Interestingly enough, the success we enjoyed this summer in America because of the Green Tea Frappuccino — that product was born in Taiwan. It is the first product that Starbucks America did not create.

Q: How do you handle distribution issues as you expand in China?

A: We have hired people who have that knowledge and experience throughout China and we have brought our own resources to the table. But again, we’re talking about the need to build these kinds of competencies in the company that we have not had before.

One of the things you’ll learn about this kind of growth and development is, metaphorically, if you’re going to build a 100-story skyscraper, you can’t build the foundation while you’re building the building. And so the last two years has been about building the foundation.

The unit economics of doing business in China at a store level are very positive, but we have to build a very large base of support so we are in position to build a very large company there.

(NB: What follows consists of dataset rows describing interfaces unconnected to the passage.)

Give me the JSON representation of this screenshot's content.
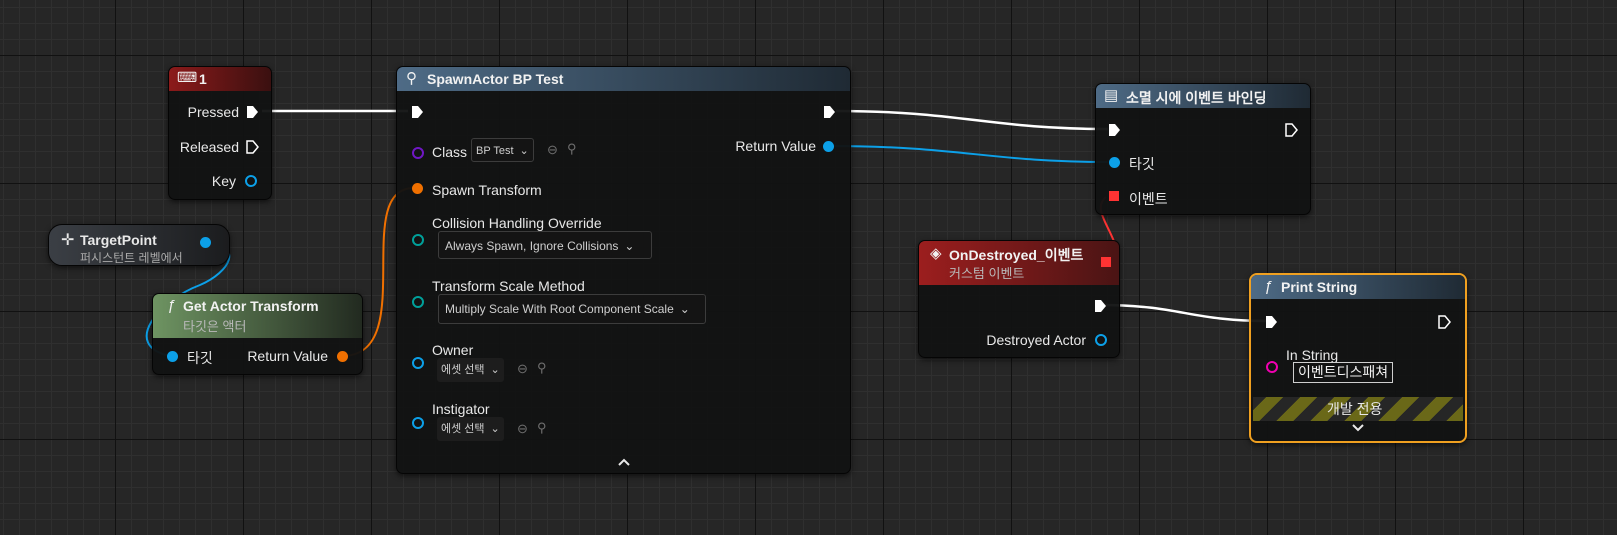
{
  "nodes": {
    "key_input": {
      "title": "1",
      "pressed": "Pressed",
      "released": "Released",
      "key": "Key"
    },
    "target_point": {
      "title": "TargetPoint",
      "subtitle": "퍼시스턴트 레벨에서"
    },
    "get_actor_transform": {
      "title": "Get Actor Transform",
      "subtitle": "타깃은 액터",
      "target": "타깃",
      "return_value": "Return Value",
      "icon": "ƒ"
    },
    "spawn_actor": {
      "title": "SpawnActor BP Test",
      "class_label": "Class",
      "class_value": "BP Test",
      "return_value": "Return Value",
      "spawn_transform": "Spawn Transform",
      "collision_label": "Collision Handling Override",
      "collision_value": "Always Spawn, Ignore Collisions",
      "scale_label": "Transform Scale Method",
      "scale_value": "Multiply Scale With Root Component Scale",
      "owner_label": "Owner",
      "owner_value": "에셋 선택",
      "instigator_label": "Instigator",
      "instigator_value": "에셋 선택",
      "collapse_icon": "chevron-up-icon"
    },
    "bind_event": {
      "title": "소멸 시에 이벤트 바인딩",
      "target": "타깃",
      "event": "이벤트"
    },
    "on_destroyed": {
      "title": "OnDestroyed_이벤트",
      "subtitle": "커스텀 이벤트",
      "destroyed_actor": "Destroyed Actor"
    },
    "print_string": {
      "title": "Print String",
      "in_string_label": "In String",
      "in_string_value": "이벤트디스패쳐",
      "dev_only": "개발 전용",
      "icon": "ƒ",
      "expand_icon": "chevron-down-icon"
    }
  },
  "colors": {
    "exec": "#ffffff",
    "object_pin": "#0ca0e8",
    "transform_pin": "#f07000",
    "class_pin": "#6f17c4",
    "struct_pin": "#00a09a",
    "string_pin": "#f000b0",
    "delegate_pin": "#ff3333",
    "selection": "#f0a020"
  }
}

Q: Can you outline some of the challenges that you face in terms of distribution?

A: The challenges include distances, the traffic alone and the storage issues. And in many ways, the discipline of supply-chain operations for a company like ours.

Not many companies have done business in China that could give us that insight or understanding, so we are cracking the code in many ways for the first time.

Q: Why did Starbucks start an education fund in China?

A: Very few companies our size, at this stage in their development, would create a fund like this.

We did it because we want to demonstrate a level of sensitivity and respect for doing business in China.

We learned through our own research that children in rural China, especially young girls, do not have access to education.

And since we have our sights set on building a very large footprint of stores throughout the country — thousands of stores which will include rural China — we thought that we should demonstrate our commitment to giving back before we even open stores at the level that we have planned.

Q: Final thoughts?

A: I can’t imagine a more dynamic, larger opportunity than China — if done well. But there is no shortcut to success. You have to be willing to invest ahead of the curve and to be very respectful of the differences of doing business there and the sensitivity that one needs to have to be respectful of that.

Monica Soto Ouchi: 206-515-5632 or msoto@seattletimes.com